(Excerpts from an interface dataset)

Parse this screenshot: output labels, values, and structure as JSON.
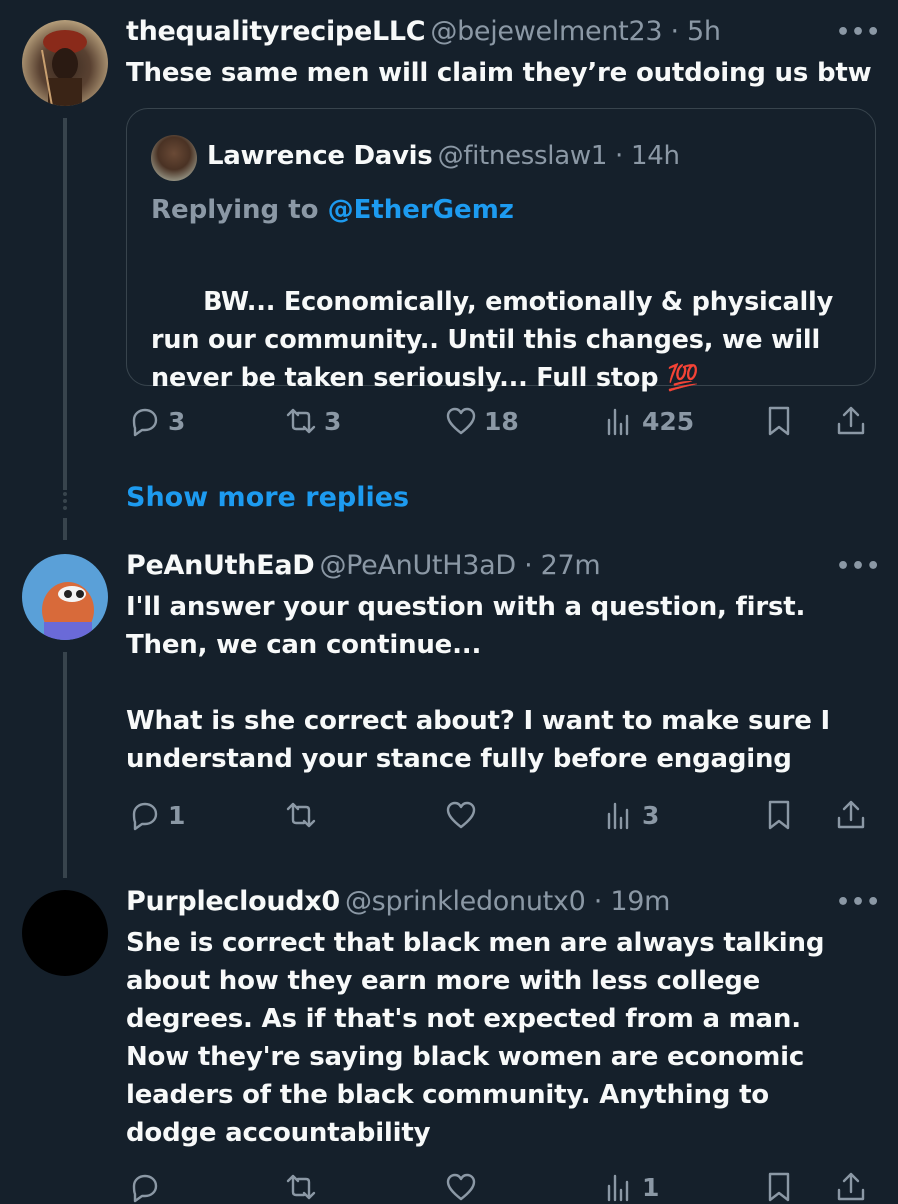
{
  "thread": [
    {
      "author_name": "thequalityrecipeLLC",
      "handle_time": "@bejewelment23 · 5h",
      "text": "These same men will claim they’re outdoing us btw",
      "more": "•••",
      "quote": {
        "author_name": "Lawrence Davis",
        "handle_time": "@fitnesslaw1 · 14h",
        "replying_prefix": "Replying to ",
        "replying_handle": "@EtherGemz",
        "text": "BW... Economically, emotionally & physically\nrun our community.. Until this changes, we will\nnever be taken seriously... Full stop ",
        "emoji": "💯"
      },
      "actions": {
        "replies": "3",
        "reposts": "3",
        "likes": "18",
        "views": "425"
      }
    },
    {
      "author_name": "PeAnUthEaD",
      "handle_time": "@PeAnUtH3aD · 27m",
      "text": "I'll answer your question with a question, first.\nThen, we can continue...\n\nWhat is she correct about? I want to make sure I\nunderstand your stance fully before engaging",
      "more": "•••",
      "actions": {
        "replies": "1",
        "reposts": "",
        "likes": "",
        "views": "3"
      }
    },
    {
      "author_name": "Purplecloudx0",
      "handle_time": "@sprinkledonutx0 · 19m",
      "text": "She is correct that black men are always talking\nabout how they earn more with less college\ndegrees. As if that's not expected from a man.\nNow they're saying black women are economic\nleaders of the black community. Anything to\ndodge accountability",
      "more": "•••",
      "actions": {
        "replies": "",
        "reposts": "",
        "likes": "",
        "views": "1"
      }
    }
  ],
  "show_more_replies": "Show more replies",
  "icons": {
    "reply": "reply-icon",
    "repost": "repost-icon",
    "like": "heart-icon",
    "views": "views-icon",
    "bookmark": "bookmark-icon",
    "share": "share-icon"
  },
  "colors": {
    "background": "#15202b",
    "text": "#f7f9f9",
    "secondary": "#8b98a5",
    "accent": "#1d9bf0",
    "border": "#38444d"
  }
}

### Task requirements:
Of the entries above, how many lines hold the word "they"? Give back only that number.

### Completed task:
2